Scoot McNairy gets some big, big moments here. From his first scene, Tom is never not desperate; the only question is how far down that desperation is. Right away in this episode, seeing for the first time a picture of his ex-wife dead in Vegas and then catching a glimpse of maybe-Julie (“Who’s that?”), he starts to lose control of that fear. A few scenes later, in front of the cameras and microphones, making an appeal to Julie, the fight between his hope and desperation can be seen and heard in his body and voice; it’s a demonstration of what Bane meant in The Dark Knight Rises that there can be no true despair without hope. (One thing this season has used well is McNairy’s facial-hair acting. Without it, he looks so much younger, and defenseless.) And then, when almost-certainly-Julie calls in to the police hotline and he has to listen to a message disowning him, it’s crushing, a three-scene arc that’s left him even more alone than before, and quite possibly a suspect.
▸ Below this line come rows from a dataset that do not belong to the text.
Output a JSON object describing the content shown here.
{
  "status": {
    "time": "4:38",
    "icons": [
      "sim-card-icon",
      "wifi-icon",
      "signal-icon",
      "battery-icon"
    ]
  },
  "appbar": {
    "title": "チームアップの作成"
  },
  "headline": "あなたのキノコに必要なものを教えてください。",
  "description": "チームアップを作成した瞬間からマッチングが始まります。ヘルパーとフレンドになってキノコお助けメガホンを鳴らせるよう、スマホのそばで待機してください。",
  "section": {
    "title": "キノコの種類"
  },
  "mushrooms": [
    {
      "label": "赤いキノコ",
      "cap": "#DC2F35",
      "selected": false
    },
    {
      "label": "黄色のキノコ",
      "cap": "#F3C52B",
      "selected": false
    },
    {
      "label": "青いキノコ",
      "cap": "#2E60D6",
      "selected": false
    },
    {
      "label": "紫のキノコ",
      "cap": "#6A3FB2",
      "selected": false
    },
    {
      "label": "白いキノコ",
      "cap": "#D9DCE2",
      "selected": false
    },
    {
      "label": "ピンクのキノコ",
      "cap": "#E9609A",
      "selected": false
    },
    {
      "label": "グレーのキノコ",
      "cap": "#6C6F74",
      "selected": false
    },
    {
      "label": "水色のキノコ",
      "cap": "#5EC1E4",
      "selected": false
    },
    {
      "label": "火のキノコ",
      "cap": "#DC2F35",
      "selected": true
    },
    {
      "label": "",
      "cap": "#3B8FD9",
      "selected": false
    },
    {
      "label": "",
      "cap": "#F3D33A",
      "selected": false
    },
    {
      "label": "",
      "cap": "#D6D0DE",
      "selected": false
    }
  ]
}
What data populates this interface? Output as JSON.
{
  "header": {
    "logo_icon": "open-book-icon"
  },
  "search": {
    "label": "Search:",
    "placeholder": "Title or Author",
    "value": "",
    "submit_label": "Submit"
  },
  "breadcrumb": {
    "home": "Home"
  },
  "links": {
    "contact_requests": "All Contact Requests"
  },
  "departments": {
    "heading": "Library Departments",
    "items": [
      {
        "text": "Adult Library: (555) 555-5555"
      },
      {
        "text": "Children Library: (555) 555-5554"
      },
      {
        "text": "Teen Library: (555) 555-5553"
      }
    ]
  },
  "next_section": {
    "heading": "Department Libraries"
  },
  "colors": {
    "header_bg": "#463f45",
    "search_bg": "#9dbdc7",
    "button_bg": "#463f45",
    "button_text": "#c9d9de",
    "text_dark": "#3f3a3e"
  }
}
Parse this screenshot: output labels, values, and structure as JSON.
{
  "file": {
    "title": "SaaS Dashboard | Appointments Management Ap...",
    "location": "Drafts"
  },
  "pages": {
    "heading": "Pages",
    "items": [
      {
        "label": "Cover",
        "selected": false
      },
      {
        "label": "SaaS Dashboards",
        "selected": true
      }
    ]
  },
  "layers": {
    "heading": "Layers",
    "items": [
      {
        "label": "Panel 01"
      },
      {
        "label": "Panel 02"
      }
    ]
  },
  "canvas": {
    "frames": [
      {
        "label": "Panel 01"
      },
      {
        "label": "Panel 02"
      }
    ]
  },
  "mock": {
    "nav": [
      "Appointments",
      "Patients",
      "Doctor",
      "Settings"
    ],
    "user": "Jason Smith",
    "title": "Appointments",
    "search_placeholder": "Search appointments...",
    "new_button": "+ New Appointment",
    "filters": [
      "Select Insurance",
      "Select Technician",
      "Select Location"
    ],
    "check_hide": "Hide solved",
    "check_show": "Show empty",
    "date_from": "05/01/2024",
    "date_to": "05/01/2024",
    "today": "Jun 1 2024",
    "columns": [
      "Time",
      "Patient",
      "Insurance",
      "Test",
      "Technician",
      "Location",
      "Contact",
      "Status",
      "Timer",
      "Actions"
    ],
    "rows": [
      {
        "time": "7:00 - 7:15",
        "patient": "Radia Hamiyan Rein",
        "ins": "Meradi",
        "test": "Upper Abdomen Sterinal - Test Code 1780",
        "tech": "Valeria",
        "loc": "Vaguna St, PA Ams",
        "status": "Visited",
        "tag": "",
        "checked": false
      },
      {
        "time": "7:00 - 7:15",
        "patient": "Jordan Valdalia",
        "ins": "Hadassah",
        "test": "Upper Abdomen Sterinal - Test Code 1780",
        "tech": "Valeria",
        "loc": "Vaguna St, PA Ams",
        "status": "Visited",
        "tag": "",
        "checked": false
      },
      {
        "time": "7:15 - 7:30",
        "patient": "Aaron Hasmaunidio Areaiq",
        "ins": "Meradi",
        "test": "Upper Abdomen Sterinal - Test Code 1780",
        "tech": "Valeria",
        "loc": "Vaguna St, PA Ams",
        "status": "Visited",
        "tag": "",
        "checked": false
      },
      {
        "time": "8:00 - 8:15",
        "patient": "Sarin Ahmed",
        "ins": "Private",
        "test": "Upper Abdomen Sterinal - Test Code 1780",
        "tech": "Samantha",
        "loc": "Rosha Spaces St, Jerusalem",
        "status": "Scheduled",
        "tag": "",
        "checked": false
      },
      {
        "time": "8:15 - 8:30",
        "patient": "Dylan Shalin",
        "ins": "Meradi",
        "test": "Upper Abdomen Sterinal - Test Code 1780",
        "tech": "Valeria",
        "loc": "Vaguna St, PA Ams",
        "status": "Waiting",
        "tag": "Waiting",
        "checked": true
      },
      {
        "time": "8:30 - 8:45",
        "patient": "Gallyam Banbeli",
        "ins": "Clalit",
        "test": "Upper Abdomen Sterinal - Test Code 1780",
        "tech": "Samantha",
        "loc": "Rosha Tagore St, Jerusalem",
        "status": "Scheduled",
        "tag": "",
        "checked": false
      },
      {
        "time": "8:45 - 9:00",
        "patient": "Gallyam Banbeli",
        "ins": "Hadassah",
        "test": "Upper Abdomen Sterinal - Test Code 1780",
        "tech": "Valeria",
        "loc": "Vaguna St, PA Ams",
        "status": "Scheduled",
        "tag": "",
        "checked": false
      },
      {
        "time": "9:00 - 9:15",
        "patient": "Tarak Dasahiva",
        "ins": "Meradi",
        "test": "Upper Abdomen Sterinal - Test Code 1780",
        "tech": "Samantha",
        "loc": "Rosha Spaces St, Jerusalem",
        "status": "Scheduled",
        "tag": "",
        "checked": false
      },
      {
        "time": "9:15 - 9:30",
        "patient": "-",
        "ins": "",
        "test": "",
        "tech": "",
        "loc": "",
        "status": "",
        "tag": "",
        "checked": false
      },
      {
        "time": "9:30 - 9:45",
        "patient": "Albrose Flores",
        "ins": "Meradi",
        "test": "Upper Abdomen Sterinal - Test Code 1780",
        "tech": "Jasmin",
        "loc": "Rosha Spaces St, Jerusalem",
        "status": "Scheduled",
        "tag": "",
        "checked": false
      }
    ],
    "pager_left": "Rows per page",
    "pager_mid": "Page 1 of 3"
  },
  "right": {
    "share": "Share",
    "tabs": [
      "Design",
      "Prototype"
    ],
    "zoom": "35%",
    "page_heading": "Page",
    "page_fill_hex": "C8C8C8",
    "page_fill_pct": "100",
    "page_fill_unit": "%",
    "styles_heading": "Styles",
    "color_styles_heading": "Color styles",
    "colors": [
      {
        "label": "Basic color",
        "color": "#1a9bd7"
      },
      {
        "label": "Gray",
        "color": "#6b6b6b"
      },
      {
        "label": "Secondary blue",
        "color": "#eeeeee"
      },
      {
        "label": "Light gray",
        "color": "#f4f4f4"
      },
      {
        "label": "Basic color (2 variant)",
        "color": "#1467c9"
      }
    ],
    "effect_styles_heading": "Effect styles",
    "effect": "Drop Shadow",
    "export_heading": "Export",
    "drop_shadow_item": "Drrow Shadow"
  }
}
If you want to end your show with Warren Zevon singing “Desperadoes Under the Eaves,” when your two main characters are actually under the eaves, well, you better have one hell of a sequence leading up to it, and True Detective delivers: with over half the season done, Wayne and Roland meet in 2015. (Older Roland gets a great introduction.) In contrast with everything else in this episode, this happened too slowly: Wayne and Roland have not seen each other since 1990, and it’s clear that’s because they killed a man, most likely Dan O’Brien. (Roland doesn’t want to say his name if he can help it.) This was the act that derailed their partnership and both their lives; Wayne’s losing his memory but Roland may be the more damaged one, drinking heavily, rejecting the company of anyone except dogs. Wayne reveals (or possibly falsely claims, but I read him as sincere) that he can’t remember what they did, and that makes the first four episodes play differently in retrospect. They’ve been the fragments of Wayne’s memory that he’s allowed himself to keep, a defense against a self-inflicted trauma, the only story that’s left to him. When Roland decides in the end (and Dorff plays him coming to that decision slowly, and so well) to team back up with Wayne and join the rereinvestigation, not gonna lie, I had a big stupid grin on my face. The Old Guys get the band back together for one last gig, and of course perhaps rock’s greatest singer of loss, aging, and despair should play us out: “heaven help the one who leaves.”